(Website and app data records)

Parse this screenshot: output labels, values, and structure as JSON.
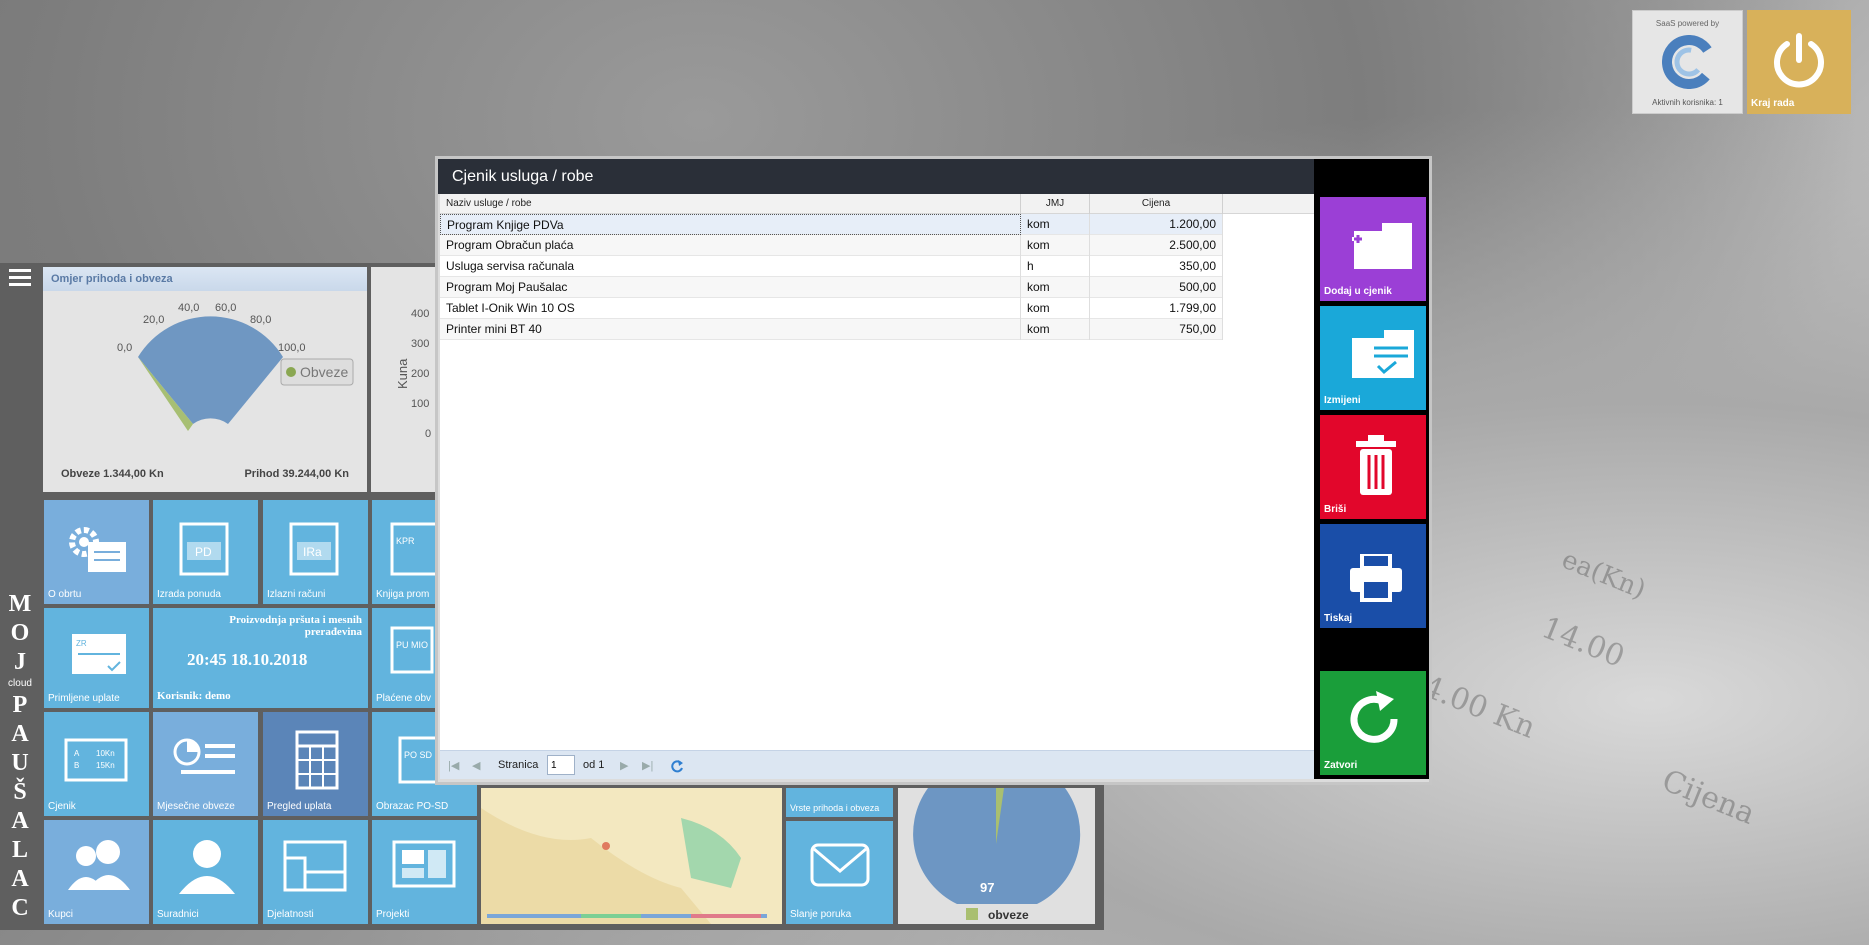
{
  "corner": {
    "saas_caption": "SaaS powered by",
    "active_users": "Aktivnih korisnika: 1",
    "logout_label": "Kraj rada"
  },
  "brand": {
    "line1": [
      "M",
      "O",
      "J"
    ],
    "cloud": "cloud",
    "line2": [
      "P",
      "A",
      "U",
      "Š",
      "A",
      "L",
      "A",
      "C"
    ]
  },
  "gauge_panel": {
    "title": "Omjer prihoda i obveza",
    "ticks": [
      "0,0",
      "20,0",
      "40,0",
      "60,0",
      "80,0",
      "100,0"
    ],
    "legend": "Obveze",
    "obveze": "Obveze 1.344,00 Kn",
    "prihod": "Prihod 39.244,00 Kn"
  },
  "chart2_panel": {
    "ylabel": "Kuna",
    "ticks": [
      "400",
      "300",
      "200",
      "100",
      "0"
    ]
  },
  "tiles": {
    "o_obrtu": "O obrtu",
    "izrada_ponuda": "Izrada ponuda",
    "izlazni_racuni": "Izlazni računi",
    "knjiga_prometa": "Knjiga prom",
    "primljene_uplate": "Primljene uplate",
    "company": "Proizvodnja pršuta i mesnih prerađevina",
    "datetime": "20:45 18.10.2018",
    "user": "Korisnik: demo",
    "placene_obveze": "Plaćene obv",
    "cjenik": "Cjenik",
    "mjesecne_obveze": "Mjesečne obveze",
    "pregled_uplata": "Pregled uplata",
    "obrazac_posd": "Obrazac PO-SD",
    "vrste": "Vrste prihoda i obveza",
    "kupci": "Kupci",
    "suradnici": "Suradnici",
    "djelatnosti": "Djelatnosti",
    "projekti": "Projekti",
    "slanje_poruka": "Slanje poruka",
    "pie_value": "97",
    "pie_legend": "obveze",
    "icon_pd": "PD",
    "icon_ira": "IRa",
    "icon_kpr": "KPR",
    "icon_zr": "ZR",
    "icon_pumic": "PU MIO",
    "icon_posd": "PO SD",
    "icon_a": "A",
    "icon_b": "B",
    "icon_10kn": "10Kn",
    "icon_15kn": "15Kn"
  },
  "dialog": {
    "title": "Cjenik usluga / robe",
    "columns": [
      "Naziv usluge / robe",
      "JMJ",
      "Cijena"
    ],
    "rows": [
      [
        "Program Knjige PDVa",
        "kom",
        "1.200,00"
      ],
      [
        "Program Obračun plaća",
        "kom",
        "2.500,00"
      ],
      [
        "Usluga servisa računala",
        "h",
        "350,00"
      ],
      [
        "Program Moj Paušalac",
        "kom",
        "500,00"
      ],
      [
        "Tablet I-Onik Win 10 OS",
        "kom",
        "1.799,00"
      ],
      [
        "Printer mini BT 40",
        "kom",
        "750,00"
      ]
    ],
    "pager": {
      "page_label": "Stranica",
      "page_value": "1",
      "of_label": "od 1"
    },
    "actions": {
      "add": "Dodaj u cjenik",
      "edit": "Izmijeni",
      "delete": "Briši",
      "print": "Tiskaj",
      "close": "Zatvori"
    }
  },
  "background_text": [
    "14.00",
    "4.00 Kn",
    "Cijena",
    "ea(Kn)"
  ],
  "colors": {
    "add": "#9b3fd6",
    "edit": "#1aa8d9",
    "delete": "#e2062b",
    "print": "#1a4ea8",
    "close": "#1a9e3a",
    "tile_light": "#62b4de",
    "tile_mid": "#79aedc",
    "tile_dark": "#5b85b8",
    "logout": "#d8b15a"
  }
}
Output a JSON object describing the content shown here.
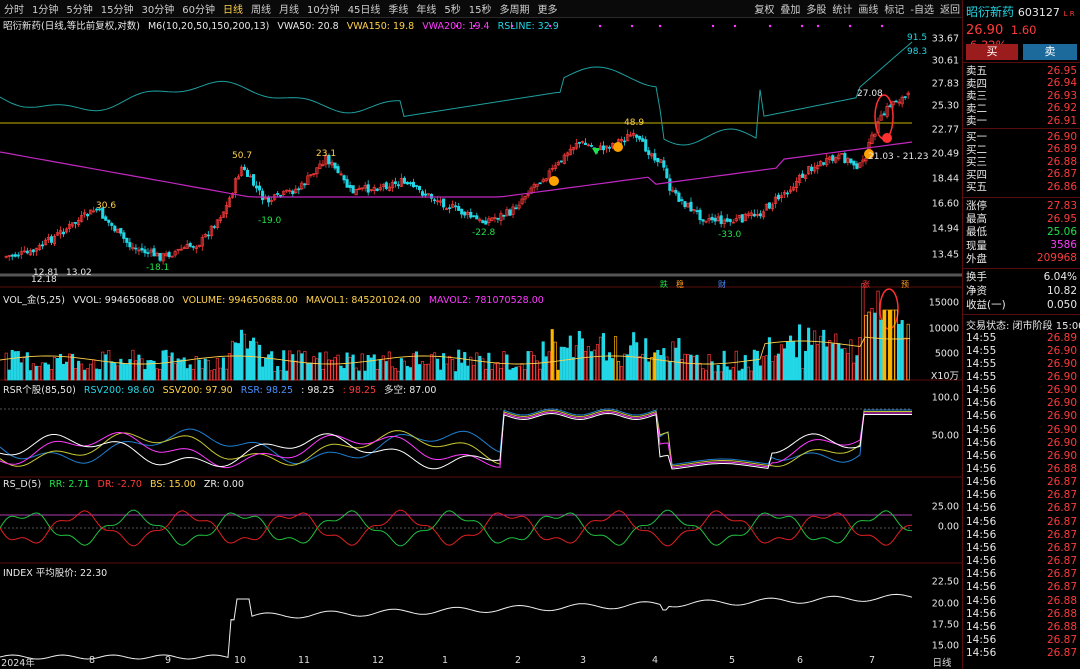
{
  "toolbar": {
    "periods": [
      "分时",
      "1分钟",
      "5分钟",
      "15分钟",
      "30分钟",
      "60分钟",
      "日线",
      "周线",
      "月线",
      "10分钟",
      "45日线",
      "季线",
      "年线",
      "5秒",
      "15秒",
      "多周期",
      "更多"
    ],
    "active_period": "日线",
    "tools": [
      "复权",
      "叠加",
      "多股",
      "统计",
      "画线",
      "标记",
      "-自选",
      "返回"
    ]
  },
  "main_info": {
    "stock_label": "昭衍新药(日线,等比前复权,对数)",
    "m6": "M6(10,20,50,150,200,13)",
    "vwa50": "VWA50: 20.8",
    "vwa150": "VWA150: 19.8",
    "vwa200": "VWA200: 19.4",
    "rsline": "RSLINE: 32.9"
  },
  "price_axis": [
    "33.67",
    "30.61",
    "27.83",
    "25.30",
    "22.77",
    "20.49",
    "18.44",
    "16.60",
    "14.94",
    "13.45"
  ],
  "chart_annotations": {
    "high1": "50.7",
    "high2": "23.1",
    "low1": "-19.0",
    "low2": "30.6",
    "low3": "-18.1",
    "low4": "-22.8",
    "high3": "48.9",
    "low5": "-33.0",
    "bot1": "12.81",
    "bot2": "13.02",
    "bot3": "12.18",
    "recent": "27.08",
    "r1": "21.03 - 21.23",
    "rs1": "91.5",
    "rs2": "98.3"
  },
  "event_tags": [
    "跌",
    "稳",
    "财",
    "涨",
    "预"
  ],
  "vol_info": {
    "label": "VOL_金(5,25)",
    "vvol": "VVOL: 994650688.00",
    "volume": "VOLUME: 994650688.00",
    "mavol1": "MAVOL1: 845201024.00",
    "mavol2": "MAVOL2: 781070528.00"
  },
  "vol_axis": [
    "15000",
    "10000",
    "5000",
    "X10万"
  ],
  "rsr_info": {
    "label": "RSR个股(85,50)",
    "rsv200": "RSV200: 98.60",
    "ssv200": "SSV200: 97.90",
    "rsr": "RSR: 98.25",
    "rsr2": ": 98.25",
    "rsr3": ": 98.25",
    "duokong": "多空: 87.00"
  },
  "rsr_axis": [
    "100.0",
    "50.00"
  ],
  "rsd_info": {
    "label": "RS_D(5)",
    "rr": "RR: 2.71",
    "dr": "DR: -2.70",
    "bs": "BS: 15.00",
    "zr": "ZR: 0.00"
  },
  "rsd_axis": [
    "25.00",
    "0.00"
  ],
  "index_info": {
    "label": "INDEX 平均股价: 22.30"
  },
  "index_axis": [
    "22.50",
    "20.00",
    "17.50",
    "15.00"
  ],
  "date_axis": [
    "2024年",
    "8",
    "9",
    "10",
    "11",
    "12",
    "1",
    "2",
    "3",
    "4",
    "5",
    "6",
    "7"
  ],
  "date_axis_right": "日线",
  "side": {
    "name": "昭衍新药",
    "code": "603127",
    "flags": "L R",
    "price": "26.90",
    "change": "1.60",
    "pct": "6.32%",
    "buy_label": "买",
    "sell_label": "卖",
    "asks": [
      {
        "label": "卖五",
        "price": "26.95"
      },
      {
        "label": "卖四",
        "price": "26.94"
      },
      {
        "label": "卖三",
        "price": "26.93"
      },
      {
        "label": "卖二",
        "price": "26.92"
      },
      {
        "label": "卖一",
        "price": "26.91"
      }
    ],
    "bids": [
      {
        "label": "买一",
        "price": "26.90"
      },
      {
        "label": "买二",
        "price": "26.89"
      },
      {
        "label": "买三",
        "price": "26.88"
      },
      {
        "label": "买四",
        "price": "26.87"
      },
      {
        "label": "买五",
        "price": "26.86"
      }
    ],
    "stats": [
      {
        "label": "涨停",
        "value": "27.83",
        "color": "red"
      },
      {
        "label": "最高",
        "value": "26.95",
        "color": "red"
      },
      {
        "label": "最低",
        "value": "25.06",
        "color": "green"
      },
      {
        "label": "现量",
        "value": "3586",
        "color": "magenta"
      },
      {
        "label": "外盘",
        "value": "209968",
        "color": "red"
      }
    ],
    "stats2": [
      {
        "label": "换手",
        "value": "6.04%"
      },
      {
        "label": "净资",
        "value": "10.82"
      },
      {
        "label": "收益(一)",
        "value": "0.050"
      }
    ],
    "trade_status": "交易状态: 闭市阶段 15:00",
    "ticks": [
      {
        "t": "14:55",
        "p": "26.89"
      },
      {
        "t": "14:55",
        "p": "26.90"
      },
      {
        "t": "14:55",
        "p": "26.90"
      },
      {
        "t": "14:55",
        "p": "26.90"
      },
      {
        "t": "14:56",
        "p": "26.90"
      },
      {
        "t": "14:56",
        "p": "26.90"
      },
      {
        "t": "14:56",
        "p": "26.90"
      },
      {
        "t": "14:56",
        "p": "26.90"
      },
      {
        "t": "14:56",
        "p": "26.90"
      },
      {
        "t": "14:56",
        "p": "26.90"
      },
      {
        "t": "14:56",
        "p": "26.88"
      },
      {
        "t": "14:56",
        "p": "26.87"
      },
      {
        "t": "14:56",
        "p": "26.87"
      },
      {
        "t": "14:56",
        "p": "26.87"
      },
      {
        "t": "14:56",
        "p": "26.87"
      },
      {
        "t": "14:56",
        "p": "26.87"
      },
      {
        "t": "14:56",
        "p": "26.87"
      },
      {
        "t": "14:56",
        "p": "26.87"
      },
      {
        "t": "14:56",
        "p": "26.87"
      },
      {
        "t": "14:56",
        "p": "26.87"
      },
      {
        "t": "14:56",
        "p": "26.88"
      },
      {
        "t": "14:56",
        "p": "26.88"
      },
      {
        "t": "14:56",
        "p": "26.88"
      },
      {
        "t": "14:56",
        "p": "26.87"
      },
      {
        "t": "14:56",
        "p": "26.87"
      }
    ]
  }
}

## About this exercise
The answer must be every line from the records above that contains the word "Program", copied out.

## Written response
        "Program Knjige PDVa",
        "Program Obračun plaća",
        "Program Moj Paušalac",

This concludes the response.